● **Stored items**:

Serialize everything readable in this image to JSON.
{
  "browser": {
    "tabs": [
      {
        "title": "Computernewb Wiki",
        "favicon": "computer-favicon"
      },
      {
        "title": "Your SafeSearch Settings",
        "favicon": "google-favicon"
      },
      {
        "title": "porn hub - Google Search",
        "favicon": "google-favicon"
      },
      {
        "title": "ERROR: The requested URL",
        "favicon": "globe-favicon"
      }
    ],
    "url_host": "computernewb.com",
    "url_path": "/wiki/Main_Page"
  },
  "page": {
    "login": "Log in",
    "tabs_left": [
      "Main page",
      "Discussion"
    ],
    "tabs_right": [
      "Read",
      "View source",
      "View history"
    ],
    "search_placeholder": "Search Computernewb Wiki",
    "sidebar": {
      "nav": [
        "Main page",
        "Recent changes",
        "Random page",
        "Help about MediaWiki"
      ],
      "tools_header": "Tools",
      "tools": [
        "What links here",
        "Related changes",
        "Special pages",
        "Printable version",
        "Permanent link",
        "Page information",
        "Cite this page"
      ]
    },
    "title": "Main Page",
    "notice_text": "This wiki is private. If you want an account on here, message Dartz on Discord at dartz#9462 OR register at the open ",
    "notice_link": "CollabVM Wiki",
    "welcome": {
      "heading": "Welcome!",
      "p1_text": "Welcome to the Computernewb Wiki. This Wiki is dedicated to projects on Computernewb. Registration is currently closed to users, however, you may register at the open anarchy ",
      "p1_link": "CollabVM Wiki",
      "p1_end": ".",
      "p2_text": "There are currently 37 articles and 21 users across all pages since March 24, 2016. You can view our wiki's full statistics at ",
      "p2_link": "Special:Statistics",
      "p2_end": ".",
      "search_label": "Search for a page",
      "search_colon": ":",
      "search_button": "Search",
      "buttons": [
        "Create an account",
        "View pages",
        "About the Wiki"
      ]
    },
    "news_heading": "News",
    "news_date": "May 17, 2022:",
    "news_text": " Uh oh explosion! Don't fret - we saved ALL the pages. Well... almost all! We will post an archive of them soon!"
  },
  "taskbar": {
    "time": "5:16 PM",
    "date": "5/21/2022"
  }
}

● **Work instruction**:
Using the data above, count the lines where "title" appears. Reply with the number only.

● **Answer to this task**:
5